“Moving is a major decision that can really impact your financial status,” said Paul Golden, spokesman for the Colorado-based National Endowment for Financial Education (NEFE), which recently issued a list of tips to help make your move a smoother ride.
It’s timely advice, given a recent report issued by the Government Accountability Office on the regulation of interstate moving companies by the Federal Motor Carrier Safety Administration (FMCSA). While the majority of moves happen without incident, the GAO reported that about 3,000 consumer complaints were filed against interstate movers last year.
“The really serious complaints are rogue movers or scam movers,” says David Sparkman, vice president of communications for the American Moving and Storage Association, which represents the interstate movers. “These people are thieves who are pretending to be movers.”
In the most classic and prevalent scam, a moving company will give a low estimate to pack someone up only to substantially hike the quoted price once the items are loaded on their trucks. If the consumer doesn’t pay the new price, the belongings are held hostage until the higher moving charges are paid.
Last year about 15 percent of consumer complaints filed against movers involved hostage goods. In one case, a Massachusetts woman said a mover loaded her goods on a truck and demanded $16,000 afterward. That was more than four times the company’s estimate of $3,600.
By federal law, interstate moving companies are required to release your belongings to you when you pay 100 percent of the charges in a binding estimate or 110 percent of a nonbinding estimate where additional weight or services have caused the final price to increase, according to Tim Walker, who started www.movingscam.com after he was scammed by a moving company.
But rogue companies “aren’t afraid to drive away with everything you own unless you pay them whatever they decide they want to charge you for your move,” Walker said.
Walker, whose Web site is a must-see before you hire a moving company, says his biggest tip for consumers is to be wary of hiring companies you find on the Internet.
The American Moving and Storage Association also has issued warnings about shopping for a mover online. Certainly use the Internet for research.
For example, go to www.moving.org, the site run by the industry association. It has advice on how to choose a mover and avoid the scams.
Sparkman said you should be skeptical of Web sites that look good but could be run by dishonest brokers who don’t actually own a moving company.
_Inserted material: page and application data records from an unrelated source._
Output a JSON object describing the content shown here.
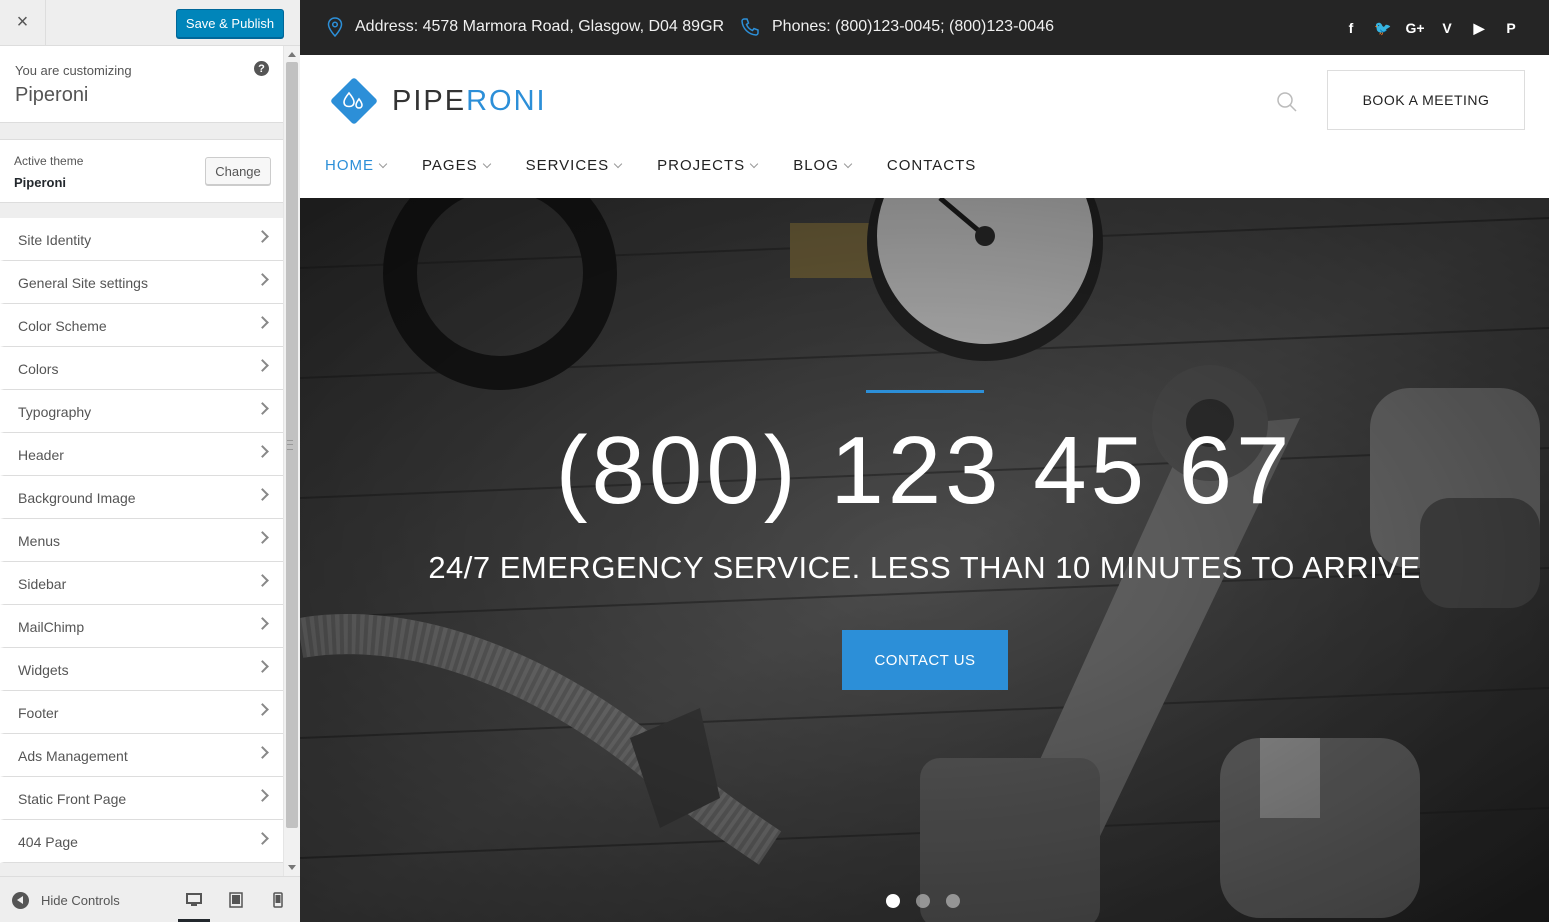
{
  "customizer": {
    "close_label": "×",
    "save_label": "Save & Publish",
    "customizing_label": "You are customizing",
    "site_name": "Piperoni",
    "help_label": "?",
    "active_theme_label": "Active theme",
    "active_theme_name": "Piperoni",
    "change_label": "Change",
    "sections": [
      {
        "label": "Site Identity"
      },
      {
        "label": "General Site settings"
      },
      {
        "label": "Color Scheme"
      },
      {
        "label": "Colors"
      },
      {
        "label": "Typography"
      },
      {
        "label": "Header"
      },
      {
        "label": "Background Image"
      },
      {
        "label": "Menus"
      },
      {
        "label": "Sidebar"
      },
      {
        "label": "MailChimp"
      },
      {
        "label": "Widgets"
      },
      {
        "label": "Footer"
      },
      {
        "label": "Ads Management"
      },
      {
        "label": "Static Front Page"
      },
      {
        "label": "404 Page"
      }
    ],
    "hide_controls_label": "Hide Controls",
    "devices": [
      "desktop-icon",
      "tablet-icon",
      "mobile-icon"
    ],
    "active_device": "desktop"
  },
  "site": {
    "topbar": {
      "address": "Address: 4578 Marmora Road, Glasgow, D04 89GR",
      "phones": "Phones: (800)123-0045; (800)123-0046",
      "socials": [
        {
          "icon": "facebook-icon",
          "glyph": "f"
        },
        {
          "icon": "twitter-icon",
          "glyph": "🐦"
        },
        {
          "icon": "google-plus-icon",
          "glyph": "G+"
        },
        {
          "icon": "vimeo-icon",
          "glyph": "V"
        },
        {
          "icon": "youtube-icon",
          "glyph": "▶"
        },
        {
          "icon": "pinterest-icon",
          "glyph": "P"
        }
      ]
    },
    "logo": {
      "part1": "PIPE",
      "part2": "RONI"
    },
    "book_label": "BOOK A MEETING",
    "nav": [
      {
        "label": "HOME",
        "dropdown": true,
        "active": true
      },
      {
        "label": "PAGES",
        "dropdown": true
      },
      {
        "label": "SERVICES",
        "dropdown": true
      },
      {
        "label": "PROJECTS",
        "dropdown": true
      },
      {
        "label": "BLOG",
        "dropdown": true
      },
      {
        "label": "CONTACTS",
        "dropdown": false
      }
    ],
    "hero": {
      "phone": "(800) 123 45 67",
      "subtitle": "24/7 EMERGENCY SERVICE. LESS THAN 10 MINUTES TO ARRIVE",
      "button_label": "CONTACT US",
      "slides": 3,
      "active_slide": 0
    },
    "colors": {
      "accent": "#2c8fd8",
      "topbar": "#252525",
      "wp_button": "#0085ba"
    }
  }
}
They collect a deposit and then refer consumers to rogue moving companies, he said.
Legitimate referral companies will generally not ask you to pay an upfront deposit, Sparkman said. If you are asked for a significant deposit, you should look for another company.
Walker says that when choosing a company, look locally. Get recommendations from friends and neighbors who have recently moved. Check with local real estate agents, who often keep lists of moving companies.
Be sure to get a written estimate from at least three movers, NEFE recommends. There are binding estimates, in which your final bill cannot go higher than what you’re quoted, and nonbinding estimates. A nonbinding estimate is not a contract but instead an approximation of the cost of the move, with the final costs based on the actual weight of your shipment and other services provided.
And for goodness sake, don’t get an estimate over the phone. Get a company representative to come to your home to view your belongings.
When the representative arrives, NEFE says you should discuss what services will be provided, the mover’s responsibility for any damages or losses that may occur during the move, and how the business will work with you to settle a dispute.
For interstate moves, the company should provide you with the booklet “Your Rights and Responsibilities When You Move” produced by FMCSA. You can download a copy of it at www.protectyourmove.gov, which was created by FMCSA. This Web site is another must before you hire a mover. You’ll find details of the regulations that govern interstate movers, a list of registered and insured movers and information on how to file a complaint with the agency. You can also find contact information for issues if you’re moving within the same state. Such moves are not covered by federal regulations.
If you’re one of the millions planning to pack up and relocate soon, especially from one state to another, please use caution in selecting a mover or you might end up curbside with your belongings being held hostage.
Washington Post Writers Group